“I remember being asked to speak in some armpit corner of Dmexco, but I couldn’t find the location anywhere. Ran through six bloody halls, including one for a furniture exhibition, dripping in sweat, and horribly hungover. I was 15 minutes late but managed to do it. Never do panels at Dmexco — the place is a maze and they usually mess you about.” — CEO, ad tech vendor.
“People really pull out the stops and spend a fortune decking out their stands to be as eye-catching and creative as possible. So when I first joined my company I was super excited to join a hot new ad tech firm fresh off the back of some funding and leading the charge in Northern Europe. I was even more excited to see we were exhibiting … until I saw our own very naked-looking stand: a gray plastic wall, gray plastic carpet and standard gray furniture. I looked at enviously at our neighbor’s stand, with its modular furniture, glass meeting rooms, branded carpets and chocolate water fountains. My heart sank when I saw our CEO turn up with glorified ‘car stickers’ with the company logo, cell-o-tape and a step ladder. He then asked me to climb the ladder and apply these giant stickers with the brand emblazoned over them across the gray walls, and spend the next 20 minutes ironing out all the bubbling with a ruler.
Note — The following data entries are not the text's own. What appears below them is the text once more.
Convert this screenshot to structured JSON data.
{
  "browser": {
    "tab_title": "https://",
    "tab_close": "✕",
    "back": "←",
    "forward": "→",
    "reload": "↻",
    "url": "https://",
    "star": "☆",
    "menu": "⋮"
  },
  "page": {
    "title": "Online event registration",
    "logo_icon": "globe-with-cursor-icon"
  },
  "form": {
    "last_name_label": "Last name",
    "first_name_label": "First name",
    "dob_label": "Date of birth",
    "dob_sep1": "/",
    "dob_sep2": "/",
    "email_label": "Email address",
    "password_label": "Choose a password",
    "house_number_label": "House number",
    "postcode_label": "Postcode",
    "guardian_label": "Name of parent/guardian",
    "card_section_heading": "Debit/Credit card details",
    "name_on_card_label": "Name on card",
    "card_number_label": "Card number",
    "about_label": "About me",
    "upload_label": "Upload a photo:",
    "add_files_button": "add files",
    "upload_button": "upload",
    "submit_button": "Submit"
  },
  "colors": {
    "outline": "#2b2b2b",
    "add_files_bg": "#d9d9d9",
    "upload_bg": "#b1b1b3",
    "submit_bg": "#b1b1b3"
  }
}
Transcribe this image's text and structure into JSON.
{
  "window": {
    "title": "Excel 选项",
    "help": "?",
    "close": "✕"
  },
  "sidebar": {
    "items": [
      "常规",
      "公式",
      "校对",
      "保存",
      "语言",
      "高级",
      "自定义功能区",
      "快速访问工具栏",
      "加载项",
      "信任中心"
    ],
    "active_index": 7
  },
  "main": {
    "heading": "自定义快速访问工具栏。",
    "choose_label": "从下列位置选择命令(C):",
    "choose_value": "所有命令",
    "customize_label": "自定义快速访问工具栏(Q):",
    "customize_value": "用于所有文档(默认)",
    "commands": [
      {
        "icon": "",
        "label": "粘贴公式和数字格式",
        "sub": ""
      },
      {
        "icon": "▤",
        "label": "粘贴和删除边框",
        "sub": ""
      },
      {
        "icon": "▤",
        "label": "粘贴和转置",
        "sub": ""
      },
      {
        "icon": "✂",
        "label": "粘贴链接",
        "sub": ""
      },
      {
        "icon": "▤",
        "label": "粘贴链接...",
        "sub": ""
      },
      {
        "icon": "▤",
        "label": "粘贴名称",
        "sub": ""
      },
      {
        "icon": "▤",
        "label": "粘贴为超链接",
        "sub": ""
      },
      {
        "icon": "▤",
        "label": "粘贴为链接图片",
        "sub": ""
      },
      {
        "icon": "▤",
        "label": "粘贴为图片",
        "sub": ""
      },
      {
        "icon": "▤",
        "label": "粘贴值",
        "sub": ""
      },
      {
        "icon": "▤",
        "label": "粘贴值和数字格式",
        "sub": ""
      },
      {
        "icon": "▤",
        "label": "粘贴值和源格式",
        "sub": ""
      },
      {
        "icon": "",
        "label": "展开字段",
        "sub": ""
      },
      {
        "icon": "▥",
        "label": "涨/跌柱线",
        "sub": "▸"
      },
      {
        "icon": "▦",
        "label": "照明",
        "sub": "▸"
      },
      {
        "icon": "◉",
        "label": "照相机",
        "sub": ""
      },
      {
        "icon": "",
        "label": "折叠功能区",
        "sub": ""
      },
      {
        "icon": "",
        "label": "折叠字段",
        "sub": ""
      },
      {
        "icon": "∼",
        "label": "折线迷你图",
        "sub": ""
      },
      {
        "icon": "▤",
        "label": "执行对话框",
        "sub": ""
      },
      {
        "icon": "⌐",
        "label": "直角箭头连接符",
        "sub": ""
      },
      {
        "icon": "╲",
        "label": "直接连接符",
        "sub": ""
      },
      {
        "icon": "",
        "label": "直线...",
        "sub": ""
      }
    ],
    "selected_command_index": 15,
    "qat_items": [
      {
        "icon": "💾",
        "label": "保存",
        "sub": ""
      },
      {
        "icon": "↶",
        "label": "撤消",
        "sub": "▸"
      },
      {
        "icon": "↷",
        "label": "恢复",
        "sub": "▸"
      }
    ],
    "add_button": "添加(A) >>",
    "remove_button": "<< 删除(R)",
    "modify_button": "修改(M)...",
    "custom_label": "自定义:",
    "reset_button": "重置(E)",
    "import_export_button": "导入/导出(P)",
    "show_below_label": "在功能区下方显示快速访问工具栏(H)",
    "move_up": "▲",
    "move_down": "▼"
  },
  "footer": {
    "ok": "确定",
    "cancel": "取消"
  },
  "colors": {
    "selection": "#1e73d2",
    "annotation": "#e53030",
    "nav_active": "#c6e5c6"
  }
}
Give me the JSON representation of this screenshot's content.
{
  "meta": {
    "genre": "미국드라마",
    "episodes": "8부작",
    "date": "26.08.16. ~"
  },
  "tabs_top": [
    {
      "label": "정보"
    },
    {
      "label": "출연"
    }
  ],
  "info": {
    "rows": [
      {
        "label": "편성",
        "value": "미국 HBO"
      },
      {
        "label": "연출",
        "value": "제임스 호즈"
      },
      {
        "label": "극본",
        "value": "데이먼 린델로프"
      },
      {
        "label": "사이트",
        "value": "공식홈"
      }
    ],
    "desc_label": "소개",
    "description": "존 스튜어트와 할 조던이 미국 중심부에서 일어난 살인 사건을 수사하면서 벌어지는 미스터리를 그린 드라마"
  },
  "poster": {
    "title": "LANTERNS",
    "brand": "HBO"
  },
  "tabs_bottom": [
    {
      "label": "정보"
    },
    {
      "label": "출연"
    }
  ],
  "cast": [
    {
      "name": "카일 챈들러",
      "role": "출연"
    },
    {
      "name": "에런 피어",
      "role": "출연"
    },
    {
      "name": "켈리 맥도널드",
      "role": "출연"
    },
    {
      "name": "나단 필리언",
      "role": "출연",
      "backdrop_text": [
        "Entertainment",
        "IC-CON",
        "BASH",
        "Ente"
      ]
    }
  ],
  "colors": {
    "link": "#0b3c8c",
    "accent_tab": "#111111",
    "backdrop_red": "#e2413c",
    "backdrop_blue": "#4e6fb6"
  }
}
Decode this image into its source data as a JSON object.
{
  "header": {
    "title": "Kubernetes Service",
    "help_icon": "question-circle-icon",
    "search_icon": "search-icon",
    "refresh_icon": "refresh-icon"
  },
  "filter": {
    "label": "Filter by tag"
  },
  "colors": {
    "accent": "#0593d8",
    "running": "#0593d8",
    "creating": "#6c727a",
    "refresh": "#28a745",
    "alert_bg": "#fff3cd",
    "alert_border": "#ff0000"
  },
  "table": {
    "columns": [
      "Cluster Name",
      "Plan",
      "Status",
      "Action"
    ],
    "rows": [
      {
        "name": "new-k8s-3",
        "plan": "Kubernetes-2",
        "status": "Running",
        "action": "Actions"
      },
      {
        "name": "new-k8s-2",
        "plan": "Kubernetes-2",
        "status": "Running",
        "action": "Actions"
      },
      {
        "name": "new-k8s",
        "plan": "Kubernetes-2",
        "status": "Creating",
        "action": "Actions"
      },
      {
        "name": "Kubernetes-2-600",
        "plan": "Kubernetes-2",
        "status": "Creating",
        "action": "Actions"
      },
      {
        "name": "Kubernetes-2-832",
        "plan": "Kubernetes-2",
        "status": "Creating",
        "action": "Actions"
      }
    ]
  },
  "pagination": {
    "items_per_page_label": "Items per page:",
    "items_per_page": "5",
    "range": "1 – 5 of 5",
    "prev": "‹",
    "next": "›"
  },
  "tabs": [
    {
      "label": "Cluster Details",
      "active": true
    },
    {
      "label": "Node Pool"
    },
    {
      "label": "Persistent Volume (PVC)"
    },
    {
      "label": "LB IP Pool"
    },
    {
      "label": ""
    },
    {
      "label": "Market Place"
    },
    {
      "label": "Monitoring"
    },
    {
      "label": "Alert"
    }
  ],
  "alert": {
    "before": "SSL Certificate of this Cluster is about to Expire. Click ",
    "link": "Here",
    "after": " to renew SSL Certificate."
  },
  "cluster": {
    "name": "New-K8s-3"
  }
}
It was a real ‘Only Fools and Horses’ moment. I remember thinking WTF have signed up to?? My boss then asked me to create footprints from the main entrance using company stickers (on the carpet) directing to our stand. I could have died.”
Media Briefing: Publishers see a bump in commerce sales during Black Friday weekend despite economic downturn
Publishers' commerce businesses show positive signs that consumers are still shopping despite the economic downturn.
CNBC to test increases on its subscription prices next year
After seeing continued subscriber growth to its two products, CNBC will begin testing price increases next year.
How Apartment Therapy’s Riva Syrop is pivoting its events business around the economic climate
Apartment Therapy's event strategy closely revolves around its commerce business to appease both advertisers and consumers.
SponsoredPublishers are adapting advertising strategies for a privacy-first world
Tina Iannacchino, senior publisher director, Seedtag So much of the attention around the death of third-party cookies and its impact on the digital advertising industry is focused on the implications for brands and consumers, which is far from the complete picture. The digital publishing industry in the U.S. is massive and set to be shaken […]
Experts tip in-house operations and retail media as the most fertile landscape for new job market entrants
Although 'readjustment' and 'flexibility' will be required from those laid off by Big Tech.
The Washington Post invests in climate coverage as its team expands to over 30 journalists
The Post's climate team continues to expand as the publisher makes big bets on the beat drawing younger audiences.